Showers of Rain and Meteors

     Yesterday brought a much needed .70 inches of rain to the end of the Gunflint Trail.  Things were getting kind of crispy in the woods so I was happy to listen to the rain on the roof off and on throughout the day.  The rain showers brought welcome relief from the heat and gave the remaining blueberries a nice rinsing off.  The skies cleared in time for sunset so our Voyageur Crew could enjoy some more showers.

     It’s that time of the year for the annual evening sky show in the BWCA known as the Perseid’s Meteor Shower. The Crew was lucky enough to spot about 10 meteors in the little time they spent watching for them.  It’s a great display of soaring meteors with beautiful tails burning off as they fly through the sky.  Unfortunately when I got up to look into the sky at 4:00am the clouds had come in and they obscured my view.  I was only able to see one meteor through all of the clouds but I’m hoping tonight will be better.
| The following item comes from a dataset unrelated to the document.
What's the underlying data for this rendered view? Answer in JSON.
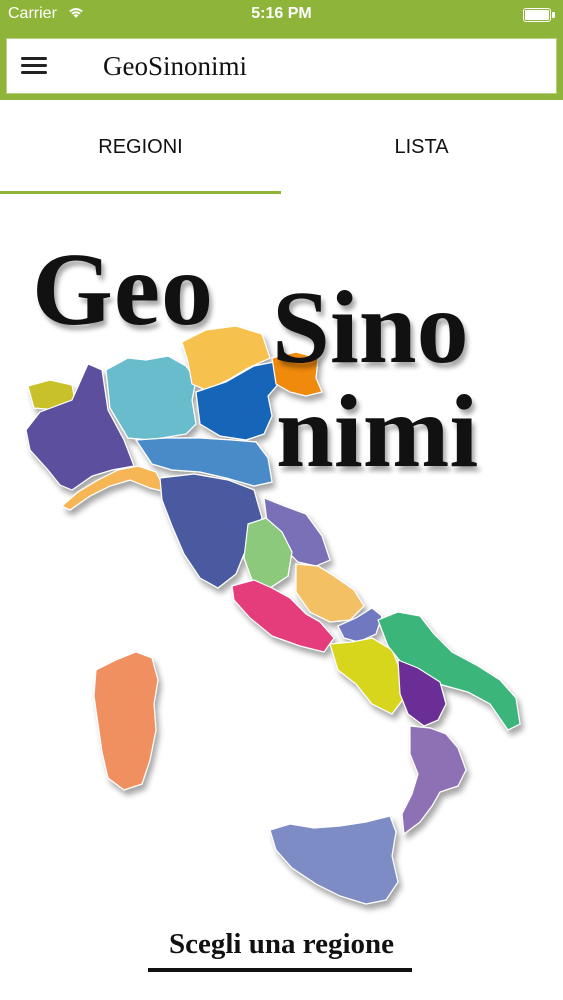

     The Perseids are suppose to peak tonight after midnight displaying up to a comet a minute.  I’m hoping for clear skies and the will to stay awake long enough to see them.

PERSEID METEOR SHOWER: The annual Perseid meteor shower is underway. Earth is passing through a wide stream of debris from Comet Swift-Tuttle, and each time a fleck of comet dust hits Earth’s atmosphere–flash!–there is a meteor. Forecasters say the shower will peak on Thursday, August 12th, and Friday, August 13th. You can see Perseids flitting across the sky at any time between about 10 pm on Thursday evening and sunrise on Friday morning. Observers who get away from city lights can expect to count dozens of meteors per hour, especially during the dark hours before dawn.

If you go outside a little early on Thursday evening, around sunset, you’ll see a beautiful gathering of planets in the sunset sky–Venus, Mars, Saturn and the crescent Moon. It’s a nice way to start a meteor watch. Sky maps may be found at